Add the dried porcini and the cream or coconut milk and bring it just to a simmer. Remove from heat.
Store the cream and mushrooms in a sealed container in the fridge overnight. The next day, strain the mushrooms out of the cream.
Whip the strained cream by hand or with an electric mixer, until light and fluffy. Serve the same day you whip it.
Mushroom Caramel Sauce
This recipe makes at least twice as much caramel sauce as you should probably use for the pavlova, but I find it hard to make in smaller batches. There’s plenty you can eat it with anyway, from ice cream to apple slices. You can also keep cooking longer to reduce it more, and end up with caramel candies instead of sauce.
100 grams sugar
40 grams corn syrup
130 ml water
100 grams mushroom cream (recipe above)
1 teaspoon salt
1 teaspoon mushroom garum
1 teaspoon brown rice vinegar
A couple drops (<1/8 teaspoon) liquid smoke
Combine everything in a saucepan. Heat to just-simmering over medium-low heat. Cook, stirring occasionally for 40-60 minutes, or until you can lift a spoon out of the mixture and it will drizzle down in a single thread rather than dropping in individual drips.
If the caramel is too thick after it cools, you can always mix a little hot water in to loosen it up.
Caramelized Shiitake Crumble
~8 large shiitake mushrooms (150 grams), cleaned and stems removed
1 tablespoon neutral oil
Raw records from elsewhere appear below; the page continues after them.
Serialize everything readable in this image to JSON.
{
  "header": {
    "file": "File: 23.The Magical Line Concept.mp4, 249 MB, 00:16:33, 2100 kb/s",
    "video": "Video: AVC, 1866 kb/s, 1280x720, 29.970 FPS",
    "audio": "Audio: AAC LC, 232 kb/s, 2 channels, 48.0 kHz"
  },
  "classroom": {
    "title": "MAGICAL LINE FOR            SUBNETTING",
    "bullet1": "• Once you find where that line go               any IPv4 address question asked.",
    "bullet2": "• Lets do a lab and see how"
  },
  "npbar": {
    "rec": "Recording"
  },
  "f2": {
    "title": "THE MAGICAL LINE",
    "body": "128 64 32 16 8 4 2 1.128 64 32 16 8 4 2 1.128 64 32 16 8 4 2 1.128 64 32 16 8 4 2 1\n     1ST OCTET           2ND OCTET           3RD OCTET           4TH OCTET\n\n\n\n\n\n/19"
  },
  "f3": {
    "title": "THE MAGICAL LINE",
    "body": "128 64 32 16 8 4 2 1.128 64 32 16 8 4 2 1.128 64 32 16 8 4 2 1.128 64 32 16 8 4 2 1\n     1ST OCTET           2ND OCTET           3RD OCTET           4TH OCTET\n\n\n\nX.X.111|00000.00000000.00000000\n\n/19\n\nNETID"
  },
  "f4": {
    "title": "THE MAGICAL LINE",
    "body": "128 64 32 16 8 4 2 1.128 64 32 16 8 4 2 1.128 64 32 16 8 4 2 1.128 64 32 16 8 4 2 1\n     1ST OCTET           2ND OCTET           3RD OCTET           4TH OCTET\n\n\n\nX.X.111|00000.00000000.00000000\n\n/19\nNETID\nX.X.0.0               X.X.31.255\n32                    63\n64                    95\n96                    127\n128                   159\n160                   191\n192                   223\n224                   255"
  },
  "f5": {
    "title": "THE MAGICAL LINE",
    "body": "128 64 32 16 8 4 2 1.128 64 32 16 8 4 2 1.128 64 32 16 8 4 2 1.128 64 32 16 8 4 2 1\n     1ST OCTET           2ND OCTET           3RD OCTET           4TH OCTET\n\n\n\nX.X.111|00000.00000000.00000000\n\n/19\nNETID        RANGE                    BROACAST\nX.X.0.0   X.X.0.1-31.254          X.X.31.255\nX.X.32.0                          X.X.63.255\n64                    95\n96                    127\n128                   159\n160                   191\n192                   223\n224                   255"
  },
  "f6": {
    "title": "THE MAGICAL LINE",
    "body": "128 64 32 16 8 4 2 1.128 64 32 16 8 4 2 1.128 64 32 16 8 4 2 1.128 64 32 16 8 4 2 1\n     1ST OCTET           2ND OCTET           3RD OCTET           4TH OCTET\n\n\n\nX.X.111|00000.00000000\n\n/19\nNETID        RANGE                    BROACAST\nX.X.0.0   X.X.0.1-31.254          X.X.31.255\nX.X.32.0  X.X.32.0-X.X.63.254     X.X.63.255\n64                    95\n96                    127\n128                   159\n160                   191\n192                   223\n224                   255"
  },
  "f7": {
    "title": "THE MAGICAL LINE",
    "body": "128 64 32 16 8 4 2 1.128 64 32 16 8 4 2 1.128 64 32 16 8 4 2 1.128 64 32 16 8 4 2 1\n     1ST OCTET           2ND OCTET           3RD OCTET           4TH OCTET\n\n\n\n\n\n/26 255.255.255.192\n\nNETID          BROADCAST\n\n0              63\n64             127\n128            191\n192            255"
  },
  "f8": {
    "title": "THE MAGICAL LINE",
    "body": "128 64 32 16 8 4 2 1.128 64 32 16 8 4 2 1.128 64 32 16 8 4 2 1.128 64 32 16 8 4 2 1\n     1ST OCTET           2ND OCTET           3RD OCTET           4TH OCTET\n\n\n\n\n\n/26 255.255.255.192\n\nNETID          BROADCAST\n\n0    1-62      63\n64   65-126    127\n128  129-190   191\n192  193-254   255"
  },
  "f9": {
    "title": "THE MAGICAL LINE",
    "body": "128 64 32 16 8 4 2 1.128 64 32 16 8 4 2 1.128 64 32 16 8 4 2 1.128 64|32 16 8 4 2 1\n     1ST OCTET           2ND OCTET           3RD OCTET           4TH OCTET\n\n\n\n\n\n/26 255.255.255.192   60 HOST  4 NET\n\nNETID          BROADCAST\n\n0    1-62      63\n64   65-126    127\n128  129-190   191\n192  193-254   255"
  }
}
1/2 teaspoon sea salt
2 tablespoons sugar
If the mushrooms are large, cut the caps in half or into thirds, then slice thinly so that you have a bunch of small pieces.
Heat a large cast-iron pan or nonstick pan with 1 tablespoon oil and then add the mushroom pieces. Let them sear on the bottom till brown, then move around and keep cooking until all the pieces are soft. Add the salt and cook off the water released by the mushrooms. Add the sugar, which will quickly dissolve and then stir continuously until all the pieces are lightly browned. The idea is to cook as much water out of them as you can without burning them. Remove to a plate or sheet tray to cool.
The Whole Pavlova
1x recipe mushroom meringue
1x recipe mushroom whipped cream
1 pint blackberries, halved
2 tablespoons black sesame
1x recipe shiitake crumbles
1 2-oz bag Plain Fox Family Potato Chips*
~1/4-1/2 x recipe mushroom caramel sauce (which would mean you made 2x mushroom cream originally)
*Yes, you must get these exact chips
Get the meringue off the parchment paper and onto a platter. Generously spoon whipped cream over the top. Spread blackberry halves evenly. Sprinkle black sesame and shiitake crumbles over top. Crush some of the potato chips and sprinkle on the top; leave others whole and put them all around the edges for scooping. Drizzle mushroom caramel thinly over everything — it’s sweet so try not to overdo it. Serve with a giant spoon for breaking into it.
Wow. Zany yums. Have you ever made mushroom chocolate bruschetta? That is a great and simple pleasure.
Question! I’m imagining the answer is yes, but can the Caramel be vegan?